Eric Akuoko says the College of Education has provided him with the foundation to be an impactful researcher and scholar in education.
“I’ve had all the support and mentoring that I need to become the researcher and scholar that I have always envisioned,” says Akuoko.
Akuoko is a doctoral candidate in science education and a Master of Arts candidate in educational measurement and statistics from Kumasi, Ghana. He will complete his doctorate in December 2023.
His research explores how epistemic tools – strategies for cognition and knowledge – are utilized in science classrooms and the impact these tools have on learning. His research also investigates the relationship between teacher belief systems and knowledge development in science classrooms.

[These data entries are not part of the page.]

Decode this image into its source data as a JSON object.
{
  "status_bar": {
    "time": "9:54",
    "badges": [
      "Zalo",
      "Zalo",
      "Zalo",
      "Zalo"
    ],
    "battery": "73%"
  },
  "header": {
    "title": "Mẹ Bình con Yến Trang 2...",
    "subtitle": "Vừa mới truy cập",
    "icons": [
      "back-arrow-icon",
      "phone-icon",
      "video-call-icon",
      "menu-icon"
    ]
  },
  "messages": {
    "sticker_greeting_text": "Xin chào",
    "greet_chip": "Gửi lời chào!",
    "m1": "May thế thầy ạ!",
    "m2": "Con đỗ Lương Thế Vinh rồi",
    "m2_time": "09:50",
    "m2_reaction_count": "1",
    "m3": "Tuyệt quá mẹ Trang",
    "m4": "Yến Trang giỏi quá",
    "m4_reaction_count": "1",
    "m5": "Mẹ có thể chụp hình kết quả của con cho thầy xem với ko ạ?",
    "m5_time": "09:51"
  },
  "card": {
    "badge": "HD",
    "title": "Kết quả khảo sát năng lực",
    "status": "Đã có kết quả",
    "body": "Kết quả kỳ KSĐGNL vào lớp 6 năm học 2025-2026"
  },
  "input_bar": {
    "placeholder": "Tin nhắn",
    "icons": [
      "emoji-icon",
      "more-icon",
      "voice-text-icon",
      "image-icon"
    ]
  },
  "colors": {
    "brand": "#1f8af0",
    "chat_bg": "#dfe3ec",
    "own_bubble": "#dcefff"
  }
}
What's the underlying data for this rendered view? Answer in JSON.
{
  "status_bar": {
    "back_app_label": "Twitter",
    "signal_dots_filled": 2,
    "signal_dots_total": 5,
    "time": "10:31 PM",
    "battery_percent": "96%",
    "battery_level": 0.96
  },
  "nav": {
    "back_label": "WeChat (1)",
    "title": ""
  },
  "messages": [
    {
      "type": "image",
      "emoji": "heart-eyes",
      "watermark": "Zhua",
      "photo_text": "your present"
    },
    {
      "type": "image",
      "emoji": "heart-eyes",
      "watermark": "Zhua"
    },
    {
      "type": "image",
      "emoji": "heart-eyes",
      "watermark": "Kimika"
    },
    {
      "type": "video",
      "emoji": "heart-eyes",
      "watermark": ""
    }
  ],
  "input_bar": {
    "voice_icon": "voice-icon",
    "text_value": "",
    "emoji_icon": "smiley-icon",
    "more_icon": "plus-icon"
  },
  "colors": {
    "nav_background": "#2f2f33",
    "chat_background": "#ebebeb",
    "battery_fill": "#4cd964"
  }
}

“My major research area explores how epistemic orientation and the values espoused by a teacher influence the type of classroom environment they create in a science classrooms,” says Akuoko. “So, your theoretical orientation as a teacher, your belief systems, your values, could dictate the kind of classroom environment that a teacher creates for science learning.”
Akuoko was drawn to Iowa because of its reputation as a research university.
Before coming to the College of Education, Akuoko trained as a teacher in Ghana, and he received his undergraduate degree in science education from the University of Cape Coast. He also holds a Master of Philosophy in science education from another Ghanaian university, the University of Education, Winneba.
Akuoko says he brings a unique perspective to the college because of his international teaching experience. He has more than a decade of K-12 teaching experience in biology and integrated science in Ghana and the U.S. He also has experience teaching A-level biology in the United Kingdom.
“My academic and professional backgrounds have been very influential in bringing out innovative ideas and shaping classroom discourse in the College of Education,” Akuoko said. “With a lot of experience as an educator, both from the Ghanaian standpoint and the American perspective, I bring a mix of contemporary and practiced-based skills.”
In his time at Iowa, Akuoko has received several honors for his research. He was one of the recipients of the 2022 Stanley Award for International Research. He was also a 2023 recipient of the Southern African Association for Research in Mathematics, Science and Technology Education award from the National Association for Research in Science Teaching. This past summer, Akuoko presented data for his dissertation in South Africa and received feedback from mentors and colleagues.
Akuoko’s studies have been supported with the Albert Hieronymus and Family Scholarship. The fund supports graduate students with experience and an interest in research or innovation to improve the field of education.
With the funds, Akuoko was able to buy equipment to work on his dissertation, including his MacBook Pro and audio recorder.
“The funding has been really helpful in getting the necessary equipment for easy data collection and analysis,” says Akuoko.
To support students like Eric Akuoko, visit givetoiowa.org/2024ED99.